PROMPT: Here the job is to repeat the listing exactly, but not the pictures in it.

= Beginning of Section =

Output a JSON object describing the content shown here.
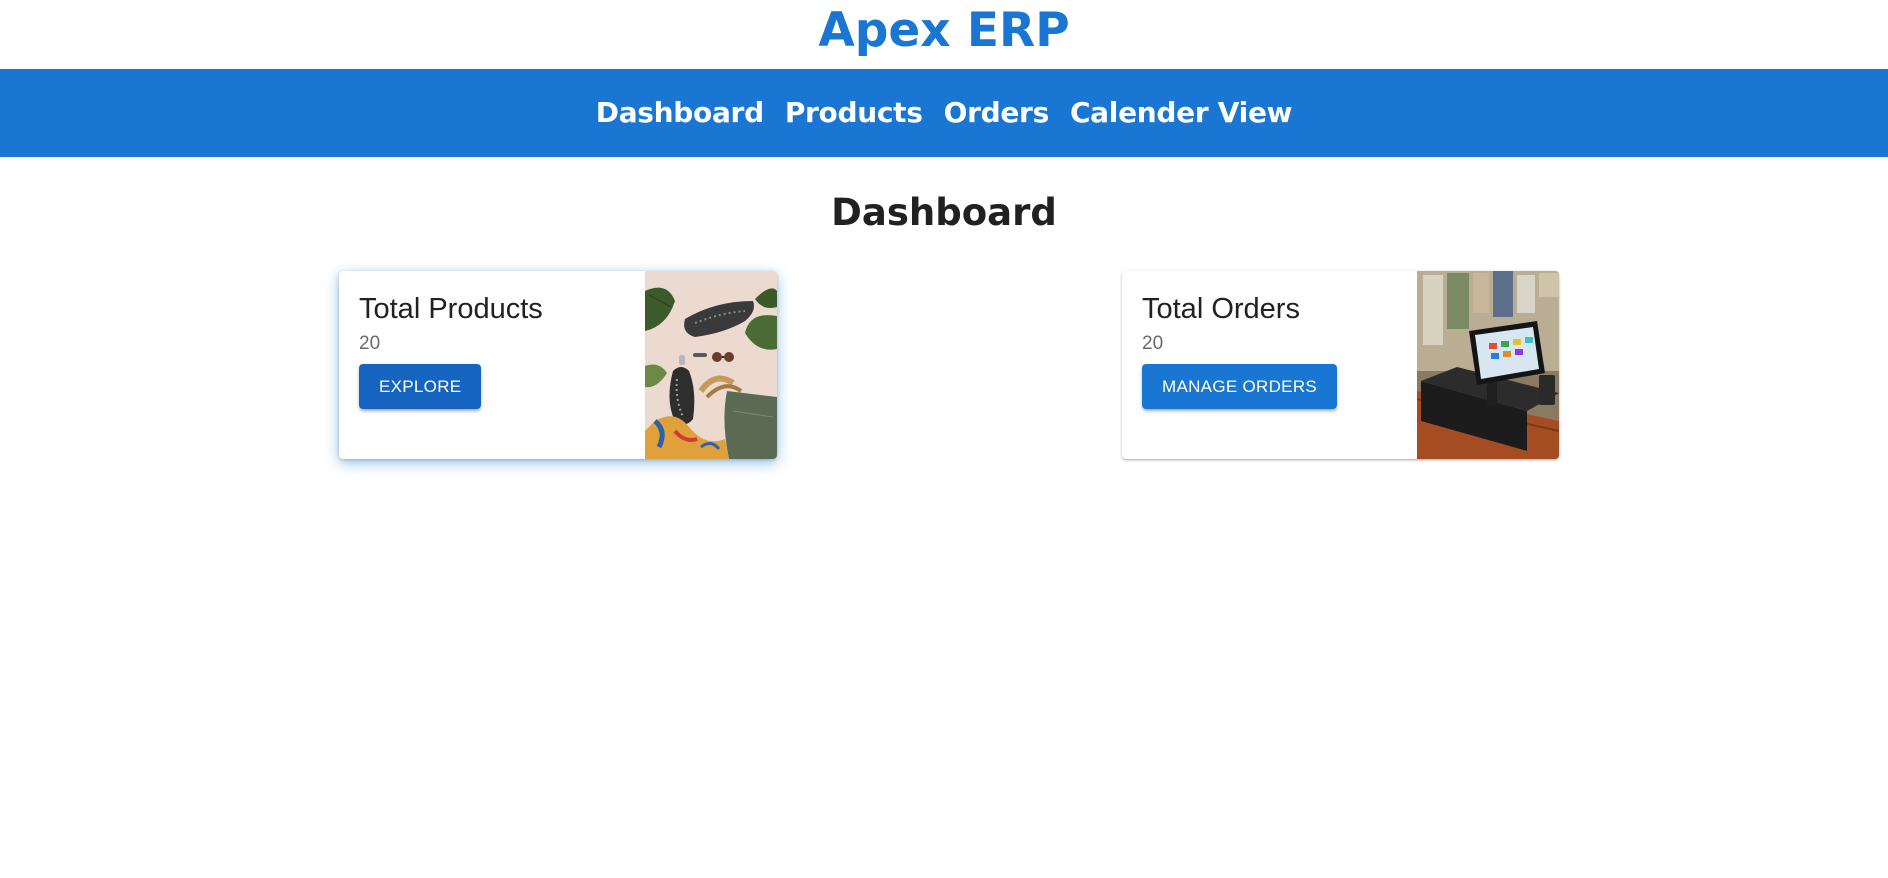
{
  "app": {
    "title": "Apex ERP"
  },
  "nav": {
    "items": [
      {
        "label": "Dashboard"
      },
      {
        "label": "Products"
      },
      {
        "label": "Orders"
      },
      {
        "label": "Calender View"
      }
    ]
  },
  "page": {
    "title": "Dashboard"
  },
  "cards": [
    {
      "title": "Total Products",
      "count": "20",
      "button_label": "EXPLORE",
      "image": "fashion-accessories-photo"
    },
    {
      "title": "Total Orders",
      "count": "20",
      "button_label": "MANAGE ORDERS",
      "image": "pos-terminal-photo"
    }
  ],
  "colors": {
    "primary": "#1976d2",
    "button_dark": "#1565c0",
    "text": "#212121",
    "secondary_text": "#6b6b6b"
  }
}
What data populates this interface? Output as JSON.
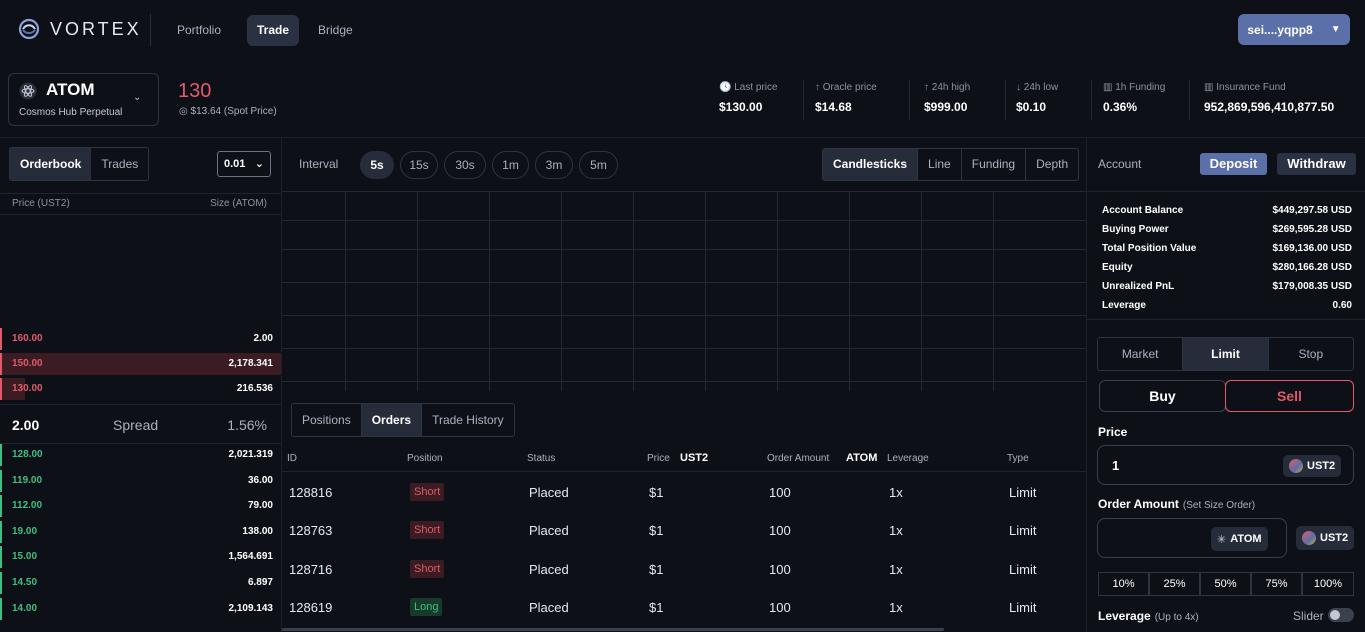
{
  "nav": {
    "brand": "VORTEX",
    "links": [
      "Portfolio",
      "Trade",
      "Bridge"
    ],
    "wallet": "sei....yqpp8"
  },
  "market": {
    "symbol": "ATOM",
    "name": "Cosmos Hub Perpetual",
    "price": "130",
    "spot": "$13.64 (Spot Price)"
  },
  "stats": [
    {
      "label": "Last price",
      "value": "$130.00",
      "icon": "clock-icon"
    },
    {
      "label": "Oracle price",
      "value": "$14.68",
      "icon": "arrow-up-icon"
    },
    {
      "label": "24h high",
      "value": "$999.00",
      "icon": "arrow-up-icon"
    },
    {
      "label": "24h low",
      "value": "$0.10",
      "icon": "arrow-down-icon"
    },
    {
      "label": "1h Funding",
      "value": "0.36%",
      "icon": "bar-chart-icon"
    },
    {
      "label": "Insurance Fund",
      "value": "952,869,596,410,877.50",
      "icon": "bar-chart-icon"
    }
  ],
  "orderbook": {
    "tabs": [
      "Orderbook",
      "Trades"
    ],
    "step": "0.01",
    "price_header": "Price (UST2)",
    "size_header": "Size (ATOM)",
    "asks": [
      {
        "price": "160.00",
        "size": "2.00",
        "depth": 0.0
      },
      {
        "price": "150.00",
        "size": "2,178.341",
        "depth": 1.0
      },
      {
        "price": "130.00",
        "size": "216.536",
        "depth": 0.09
      }
    ],
    "spread_value": "2.00",
    "spread_label": "Spread",
    "spread_pct": "1.56%",
    "bids": [
      {
        "price": "128.00",
        "size": "2,021.319"
      },
      {
        "price": "119.00",
        "size": "36.00"
      },
      {
        "price": "112.00",
        "size": "79.00"
      },
      {
        "price": "19.00",
        "size": "138.00"
      },
      {
        "price": "15.00",
        "size": "1,564.691"
      },
      {
        "price": "14.50",
        "size": "6.897"
      },
      {
        "price": "14.00",
        "size": "2,109.143"
      }
    ]
  },
  "chart": {
    "interval_label": "Interval",
    "intervals": [
      "5s",
      "15s",
      "30s",
      "1m",
      "3m",
      "5m"
    ],
    "types": [
      "Candlesticks",
      "Line",
      "Funding",
      "Depth"
    ]
  },
  "orders": {
    "tabs": [
      "Positions",
      "Orders",
      "Trade History"
    ],
    "headers": {
      "id": "ID",
      "position": "Position",
      "status": "Status",
      "price": "Price",
      "price_unit": "UST2",
      "amount": "Order Amount",
      "amount_unit": "ATOM",
      "leverage": "Leverage",
      "type": "Type"
    },
    "rows": [
      {
        "id": "128816",
        "position": "Short",
        "status": "Placed",
        "price": "$1",
        "amount": "100",
        "leverage": "1x",
        "type": "Limit"
      },
      {
        "id": "128763",
        "position": "Short",
        "status": "Placed",
        "price": "$1",
        "amount": "100",
        "leverage": "1x",
        "type": "Limit"
      },
      {
        "id": "128716",
        "position": "Short",
        "status": "Placed",
        "price": "$1",
        "amount": "100",
        "leverage": "1x",
        "type": "Limit"
      },
      {
        "id": "128619",
        "position": "Long",
        "status": "Placed",
        "price": "$1",
        "amount": "100",
        "leverage": "1x",
        "type": "Limit"
      }
    ]
  },
  "account": {
    "label": "Account",
    "deposit": "Deposit",
    "withdraw": "Withdraw",
    "rows": [
      {
        "k": "Account Balance",
        "v": "$449,297.58 USD"
      },
      {
        "k": "Buying Power",
        "v": "$269,595.28 USD"
      },
      {
        "k": "Total Position Value",
        "v": "$169,136.00 USD"
      },
      {
        "k": "Equity",
        "v": "$280,166.28 USD"
      },
      {
        "k": "Unrealized PnL",
        "v": "$179,008.35 USD"
      },
      {
        "k": "Leverage",
        "v": "0.60"
      }
    ]
  },
  "order_form": {
    "types": [
      "Market",
      "Limit",
      "Stop"
    ],
    "buy": "Buy",
    "sell": "Sell",
    "price_label": "Price",
    "price_value": "1",
    "quote_token": "UST2",
    "amount_label": "Order Amount",
    "amount_hint": "(Set Size Order)",
    "base_token": "ATOM",
    "percents": [
      "10%",
      "25%",
      "50%",
      "75%",
      "100%"
    ],
    "leverage_label": "Leverage",
    "leverage_hint": "(Up to 4x)",
    "slider_label": "Slider"
  },
  "colors": {
    "accent": "#5b6fa8",
    "sell": "#e05a6a",
    "buy": "#3fbf7f",
    "bg": "#0d1117"
  }
}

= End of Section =

EXERCISE RESPONSE:
Output a JSON object describing the content shown here.
{
  "app": {
    "title": "Apex ERP"
  },
  "nav": {
    "items": [
      {
        "label": "Dashboard"
      },
      {
        "label": "Products"
      },
      {
        "label": "Orders"
      },
      {
        "label": "Calender View"
      }
    ]
  },
  "page": {
    "title": "Dashboard"
  },
  "cards": [
    {
      "title": "Total Products",
      "count": "20",
      "button_label": "EXPLORE",
      "image": "fashion-accessories-photo"
    },
    {
      "title": "Total Orders",
      "count": "20",
      "button_label": "MANAGE ORDERS",
      "image": "pos-terminal-photo"
    }
  ],
  "colors": {
    "primary": "#1976d2",
    "button_dark": "#1565c0",
    "text": "#212121",
    "secondary_text": "#6b6b6b"
  }
}
What data populates this interface? Output as JSON.
{
  "nav": {
    "brand": "VORTEX",
    "links": [
      "Portfolio",
      "Trade",
      "Bridge"
    ],
    "wallet": "sei....yqpp8"
  },
  "market": {
    "symbol": "ATOM",
    "name": "Cosmos Hub Perpetual",
    "price": "130",
    "spot": "$13.64 (Spot Price)"
  },
  "stats": [
    {
      "label": "Last price",
      "value": "$130.00",
      "icon": "clock-icon"
    },
    {
      "label": "Oracle price",
      "value": "$14.68",
      "icon": "arrow-up-icon"
    },
    {
      "label": "24h high",
      "value": "$999.00",
      "icon": "arrow-up-icon"
    },
    {
      "label": "24h low",
      "value": "$0.10",
      "icon": "arrow-down-icon"
    },
    {
      "label": "1h Funding",
      "value": "0.36%",
      "icon": "bar-chart-icon"
    },
    {
      "label": "Insurance Fund",
      "value": "952,869,596,410,877.50",
      "icon": "bar-chart-icon"
    }
  ],
  "orderbook": {
    "tabs": [
      "Orderbook",
      "Trades"
    ],
    "step": "0.01",
    "price_header": "Price (UST2)",
    "size_header": "Size (ATOM)",
    "asks": [
      {
        "price": "160.00",
        "size": "2.00",
        "depth": 0.0
      },
      {
        "price": "150.00",
        "size": "2,178.341",
        "depth": 1.0
      },
      {
        "price": "130.00",
        "size": "216.536",
        "depth": 0.09
      }
    ],
    "spread_value": "2.00",
    "spread_label": "Spread",
    "spread_pct": "1.56%",
    "bids": [
      {
        "price": "128.00",
        "size": "2,021.319"
      },
      {
        "price": "119.00",
        "size": "36.00"
      },
      {
        "price": "112.00",
        "size": "79.00"
      },
      {
        "price": "19.00",
        "size": "138.00"
      },
      {
        "price": "15.00",
        "size": "1,564.691"
      },
      {
        "price": "14.50",
        "size": "6.897"
      },
      {
        "price": "14.00",
        "size": "2,109.143"
      }
    ]
  },
  "chart": {
    "interval_label": "Interval",
    "intervals": [
      "5s",
      "15s",
      "30s",
      "1m",
      "3m",
      "5m"
    ],
    "types": [
      "Candlesticks",
      "Line",
      "Funding",
      "Depth"
    ]
  },
  "orders": {
    "tabs": [
      "Positions",
      "Orders",
      "Trade History"
    ],
    "headers": {
      "id": "ID",
      "position": "Position",
      "status": "Status",
      "price": "Price",
      "price_unit": "UST2",
      "amount": "Order Amount",
      "amount_unit": "ATOM",
      "leverage": "Leverage",
      "type": "Type"
    },
    "rows": [
      {
        "id": "128816",
        "position": "Short",
        "status": "Placed",
        "price": "$1",
        "amount": "100",
        "leverage": "1x",
        "type": "Limit"
      },
      {
        "id": "128763",
        "position": "Short",
        "status": "Placed",
        "price": "$1",
        "amount": "100",
        "leverage": "1x",
        "type": "Limit"
      },
      {
        "id": "128716",
        "position": "Short",
        "status": "Placed",
        "price": "$1",
        "amount": "100",
        "leverage": "1x",
        "type": "Limit"
      },
      {
        "id": "128619",
        "position": "Long",
        "status": "Placed",
        "price": "$1",
        "amount": "100",
        "leverage": "1x",
        "type": "Limit"
      }
    ]
  },
  "account": {
    "label": "Account",
    "deposit": "Deposit",
    "withdraw": "Withdraw",
    "rows": [
      {
        "k": "Account Balance",
        "v": "$449,297.58 USD"
      },
      {
        "k": "Buying Power",
        "v": "$269,595.28 USD"
      },
      {
        "k": "Total Position Value",
        "v": "$169,136.00 USD"
      },
      {
        "k": "Equity",
        "v": "$280,166.28 USD"
      },
      {
        "k": "Unrealized PnL",
        "v": "$179,008.35 USD"
      },
      {
        "k": "Leverage",
        "v": "0.60"
      }
    ]
  },
  "order_form": {
    "types": [
      "Market",
      "Limit",
      "Stop"
    ],
    "buy": "Buy",
    "sell": "Sell",
    "price_label": "Price",
    "price_value": "1",
    "quote_token": "UST2",
    "amount_label": "Order Amount",
    "amount_hint": "(Set Size Order)",
    "base_token": "ATOM",
    "percents": [
      "10%",
      "25%",
      "50%",
      "75%",
      "100%"
    ],
    "leverage_label": "Leverage",
    "leverage_hint": "(Up to 4x)",
    "slider_label": "Slider"
  },
  "colors": {
    "accent": "#5b6fa8",
    "sell": "#e05a6a",
    "buy": "#3fbf7f",
    "bg": "#0d1117"
  }
}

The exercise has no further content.